■ **Activity**: Nothing should differ. Repeat every record as written.

■ **Information provided**:
Content starts
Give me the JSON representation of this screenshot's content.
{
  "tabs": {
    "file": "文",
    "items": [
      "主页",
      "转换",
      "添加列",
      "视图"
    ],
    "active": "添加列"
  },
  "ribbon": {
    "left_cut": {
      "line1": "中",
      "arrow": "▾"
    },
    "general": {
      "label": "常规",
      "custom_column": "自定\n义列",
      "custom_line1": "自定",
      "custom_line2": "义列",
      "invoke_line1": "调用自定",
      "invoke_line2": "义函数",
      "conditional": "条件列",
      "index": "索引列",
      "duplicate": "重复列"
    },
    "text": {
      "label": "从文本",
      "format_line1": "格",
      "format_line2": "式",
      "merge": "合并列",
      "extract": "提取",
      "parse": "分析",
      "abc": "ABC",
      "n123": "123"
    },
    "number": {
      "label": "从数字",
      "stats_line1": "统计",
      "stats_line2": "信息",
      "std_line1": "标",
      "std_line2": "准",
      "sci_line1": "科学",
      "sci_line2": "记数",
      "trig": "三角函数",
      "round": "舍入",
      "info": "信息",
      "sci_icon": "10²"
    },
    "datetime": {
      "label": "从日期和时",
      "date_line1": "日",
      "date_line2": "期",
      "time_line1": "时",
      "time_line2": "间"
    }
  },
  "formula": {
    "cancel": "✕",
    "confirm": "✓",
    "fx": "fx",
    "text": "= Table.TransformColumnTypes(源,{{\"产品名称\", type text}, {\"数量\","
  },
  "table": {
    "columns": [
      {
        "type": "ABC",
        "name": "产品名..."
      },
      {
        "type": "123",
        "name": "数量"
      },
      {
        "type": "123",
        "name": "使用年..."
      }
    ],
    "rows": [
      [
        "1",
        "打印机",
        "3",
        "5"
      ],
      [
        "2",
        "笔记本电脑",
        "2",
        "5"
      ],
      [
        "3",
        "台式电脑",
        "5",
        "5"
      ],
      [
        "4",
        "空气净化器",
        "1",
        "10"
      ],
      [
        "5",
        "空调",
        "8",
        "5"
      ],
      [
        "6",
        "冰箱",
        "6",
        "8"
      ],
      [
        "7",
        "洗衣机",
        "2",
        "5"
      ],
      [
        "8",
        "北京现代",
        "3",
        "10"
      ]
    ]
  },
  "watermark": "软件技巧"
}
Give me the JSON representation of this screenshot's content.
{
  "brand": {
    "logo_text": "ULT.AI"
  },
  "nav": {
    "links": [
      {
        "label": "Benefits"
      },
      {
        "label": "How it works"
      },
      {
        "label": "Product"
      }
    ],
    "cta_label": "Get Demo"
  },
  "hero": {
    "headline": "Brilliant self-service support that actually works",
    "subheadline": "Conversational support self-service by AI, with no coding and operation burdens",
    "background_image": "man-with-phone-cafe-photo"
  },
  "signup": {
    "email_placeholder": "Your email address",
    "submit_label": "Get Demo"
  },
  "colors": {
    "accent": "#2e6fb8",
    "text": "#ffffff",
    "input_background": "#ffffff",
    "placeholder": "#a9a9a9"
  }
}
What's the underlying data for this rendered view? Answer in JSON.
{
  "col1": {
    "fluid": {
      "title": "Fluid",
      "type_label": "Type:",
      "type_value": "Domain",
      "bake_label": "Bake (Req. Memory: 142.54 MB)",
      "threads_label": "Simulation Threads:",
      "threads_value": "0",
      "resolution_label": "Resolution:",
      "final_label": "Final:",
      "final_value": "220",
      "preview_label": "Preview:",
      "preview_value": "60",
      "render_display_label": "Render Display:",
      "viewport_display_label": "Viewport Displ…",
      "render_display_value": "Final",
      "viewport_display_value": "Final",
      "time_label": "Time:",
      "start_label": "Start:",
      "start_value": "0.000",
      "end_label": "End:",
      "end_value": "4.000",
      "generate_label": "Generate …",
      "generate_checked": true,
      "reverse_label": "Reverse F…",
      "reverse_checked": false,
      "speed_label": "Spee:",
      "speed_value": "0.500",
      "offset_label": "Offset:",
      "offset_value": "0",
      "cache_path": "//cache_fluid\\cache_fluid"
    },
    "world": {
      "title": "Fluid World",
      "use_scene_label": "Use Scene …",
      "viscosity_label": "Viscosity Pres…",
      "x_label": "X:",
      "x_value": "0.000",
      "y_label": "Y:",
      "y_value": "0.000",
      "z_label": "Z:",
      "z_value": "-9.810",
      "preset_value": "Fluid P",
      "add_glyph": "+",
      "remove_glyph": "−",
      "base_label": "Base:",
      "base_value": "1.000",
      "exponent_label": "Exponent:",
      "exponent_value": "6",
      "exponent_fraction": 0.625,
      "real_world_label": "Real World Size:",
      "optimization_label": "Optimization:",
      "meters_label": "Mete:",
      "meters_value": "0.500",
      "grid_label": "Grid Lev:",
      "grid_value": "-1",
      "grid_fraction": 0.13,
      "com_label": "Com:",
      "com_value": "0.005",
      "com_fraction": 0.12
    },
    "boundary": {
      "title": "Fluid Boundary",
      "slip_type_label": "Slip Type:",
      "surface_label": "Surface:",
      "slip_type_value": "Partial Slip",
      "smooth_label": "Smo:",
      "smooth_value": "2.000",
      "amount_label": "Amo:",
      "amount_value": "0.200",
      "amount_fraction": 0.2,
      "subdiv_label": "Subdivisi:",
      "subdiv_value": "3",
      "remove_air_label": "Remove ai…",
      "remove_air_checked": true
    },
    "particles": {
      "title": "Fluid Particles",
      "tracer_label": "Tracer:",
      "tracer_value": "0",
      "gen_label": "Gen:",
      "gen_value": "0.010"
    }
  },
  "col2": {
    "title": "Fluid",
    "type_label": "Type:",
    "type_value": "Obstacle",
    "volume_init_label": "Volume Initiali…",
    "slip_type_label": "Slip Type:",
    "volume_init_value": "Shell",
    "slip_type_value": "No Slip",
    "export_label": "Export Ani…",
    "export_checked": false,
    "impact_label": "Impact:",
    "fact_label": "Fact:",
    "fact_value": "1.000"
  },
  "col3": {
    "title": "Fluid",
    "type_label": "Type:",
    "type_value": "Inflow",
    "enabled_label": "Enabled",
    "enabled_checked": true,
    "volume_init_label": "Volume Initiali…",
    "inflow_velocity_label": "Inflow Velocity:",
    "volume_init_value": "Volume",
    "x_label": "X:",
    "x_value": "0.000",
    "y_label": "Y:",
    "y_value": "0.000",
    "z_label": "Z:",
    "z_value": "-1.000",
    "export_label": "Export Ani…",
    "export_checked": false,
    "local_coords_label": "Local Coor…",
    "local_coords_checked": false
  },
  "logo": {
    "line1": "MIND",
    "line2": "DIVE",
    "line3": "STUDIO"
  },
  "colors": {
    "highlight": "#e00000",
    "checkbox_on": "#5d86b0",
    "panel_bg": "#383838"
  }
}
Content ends
■ **Exercise result**:
Give me the JSON representation of this screenshot's content.
{
  "tabs": {
    "file": "文",
    "items": [
      "主页",
      "转换",
      "添加列",
      "视图"
    ],
    "active": "添加列"
  },
  "ribbon": {
    "left_cut": {
      "line1": "中",
      "arrow": "▾"
    },
    "general": {
      "label": "常规",
      "custom_column": "自定\n义列",
      "custom_line1": "自定",
      "custom_line2": "义列",
      "invoke_line1": "调用自定",
      "invoke_line2": "义函数",
      "conditional": "条件列",
      "index": "索引列",
      "duplicate": "重复列"
    },
    "text": {
      "label": "从文本",
      "format_line1": "格",
      "format_line2": "式",
      "merge": "合并列",
      "extract": "提取",
      "parse": "分析",
      "abc": "ABC",
      "n123": "123"
    },
    "number": {
      "label": "从数字",
      "stats_line1": "统计",
      "stats_line2": "信息",
      "std_line1": "标",
      "std_line2": "准",
      "sci_line1": "科学",
      "sci_line2": "记数",
      "trig": "三角函数",
      "round": "舍入",
      "info": "信息",
      "sci_icon": "10²"
    },
    "datetime": {
      "label": "从日期和时",
      "date_line1": "日",
      "date_line2": "期",
      "time_line1": "时",
      "time_line2": "间"
    }
  },
  "formula": {
    "cancel": "✕",
    "confirm": "✓",
    "fx": "fx",
    "text": "= Table.TransformColumnTypes(源,{{\"产品名称\", type text}, {\"数量\","
  },
  "table": {
    "columns": [
      {
        "type": "ABC",
        "name": "产品名..."
      },
      {
        "type": "123",
        "name": "数量"
      },
      {
        "type": "123",
        "name": "使用年..."
      }
    ],
    "rows": [
      [
        "1",
        "打印机",
        "3",
        "5"
      ],
      [
        "2",
        "笔记本电脑",
        "2",
        "5"
      ],
      [
        "3",
        "台式电脑",
        "5",
        "5"
      ],
      [
        "4",
        "空气净化器",
        "1",
        "10"
      ],
      [
        "5",
        "空调",
        "8",
        "5"
      ],
      [
        "6",
        "冰箱",
        "6",
        "8"
      ],
      [
        "7",
        "洗衣机",
        "2",
        "5"
      ],
      [
        "8",
        "北京现代",
        "3",
        "10"
      ]
    ]
  },
  "watermark": "软件技巧"
}
Give me the JSON representation of this screenshot's content.
{
  "brand": {
    "logo_text": "ULT.AI"
  },
  "nav": {
    "links": [
      {
        "label": "Benefits"
      },
      {
        "label": "How it works"
      },
      {
        "label": "Product"
      }
    ],
    "cta_label": "Get Demo"
  },
  "hero": {
    "headline": "Brilliant self-service support that actually works",
    "subheadline": "Conversational support self-service by AI, with no coding and operation burdens",
    "background_image": "man-with-phone-cafe-photo"
  },
  "signup": {
    "email_placeholder": "Your email address",
    "submit_label": "Get Demo"
  },
  "colors": {
    "accent": "#2e6fb8",
    "text": "#ffffff",
    "input_background": "#ffffff",
    "placeholder": "#a9a9a9"
  }
}
What's the underlying data for this rendered view? Answer in JSON.
{
  "col1": {
    "fluid": {
      "title": "Fluid",
      "type_label": "Type:",
      "type_value": "Domain",
      "bake_label": "Bake (Req. Memory: 142.54 MB)",
      "threads_label": "Simulation Threads:",
      "threads_value": "0",
      "resolution_label": "Resolution:",
      "final_label": "Final:",
      "final_value": "220",
      "preview_label": "Preview:",
      "preview_value": "60",
      "render_display_label": "Render Display:",
      "viewport_display_label": "Viewport Displ…",
      "render_display_value": "Final",
      "viewport_display_value": "Final",
      "time_label": "Time:",
      "start_label": "Start:",
      "start_value": "0.000",
      "end_label": "End:",
      "end_value": "4.000",
      "generate_label": "Generate …",
      "generate_checked": true,
      "reverse_label": "Reverse F…",
      "reverse_checked": false,
      "speed_label": "Spee:",
      "speed_value": "0.500",
      "offset_label": "Offset:",
      "offset_value": "0",
      "cache_path": "//cache_fluid\\cache_fluid"
    },
    "world": {
      "title": "Fluid World",
      "use_scene_label": "Use Scene …",
      "viscosity_label": "Viscosity Pres…",
      "x_label": "X:",
      "x_value": "0.000",
      "y_label": "Y:",
      "y_value": "0.000",
      "z_label": "Z:",
      "z_value": "-9.810",
      "preset_value": "Fluid P",
      "add_glyph": "+",
      "remove_glyph": "−",
      "base_label": "Base:",
      "base_value": "1.000",
      "exponent_label": "Exponent:",
      "exponent_value": "6",
      "exponent_fraction": 0.625,
      "real_world_label": "Real World Size:",
      "optimization_label": "Optimization:",
      "meters_label": "Mete:",
      "meters_value": "0.500",
      "grid_label": "Grid Lev:",
      "grid_value": "-1",
      "grid_fraction": 0.13,
      "com_label": "Com:",
      "com_value": "0.005",
      "com_fraction": 0.12
    },
    "boundary": {
      "title": "Fluid Boundary",
      "slip_type_label": "Slip Type:",
      "surface_label": "Surface:",
      "slip_type_value": "Partial Slip",
      "smooth_label": "Smo:",
      "smooth_value": "2.000",
      "amount_label": "Amo:",
      "amount_value": "0.200",
      "amount_fraction": 0.2,
      "subdiv_label": "Subdivisi:",
      "subdiv_value": "3",
      "remove_air_label": "Remove ai…",
      "remove_air_checked": true
    },
    "particles": {
      "title": "Fluid Particles",
      "tracer_label": "Tracer:",
      "tracer_value": "0",
      "gen_label": "Gen:",
      "gen_value": "0.010"
    }
  },
  "col2": {
    "title": "Fluid",
    "type_label": "Type:",
    "type_value": "Obstacle",
    "volume_init_label": "Volume Initiali…",
    "slip_type_label": "Slip Type:",
    "volume_init_value": "Shell",
    "slip_type_value": "No Slip",
    "export_label": "Export Ani…",
    "export_checked": false,
    "impact_label": "Impact:",
    "fact_label": "Fact:",
    "fact_value": "1.000"
  },
  "col3": {
    "title": "Fluid",
    "type_label": "Type:",
    "type_value": "Inflow",
    "enabled_label": "Enabled",
    "enabled_checked": true,
    "volume_init_label": "Volume Initiali…",
    "inflow_velocity_label": "Inflow Velocity:",
    "volume_init_value": "Volume",
    "x_label": "X:",
    "x_value": "0.000",
    "y_label": "Y:",
    "y_value": "0.000",
    "z_label": "Z:",
    "z_value": "-1.000",
    "export_label": "Export Ani…",
    "export_checked": false,
    "local_coords_label": "Local Coor…",
    "local_coords_checked": false
  },
  "logo": {
    "line1": "MIND",
    "line2": "DIVE",
    "line3": "STUDIO"
  },
  "colors": {
    "highlight": "#e00000",
    "checkbox_on": "#5d86b0",
    "panel_bg": "#383838"
  }
}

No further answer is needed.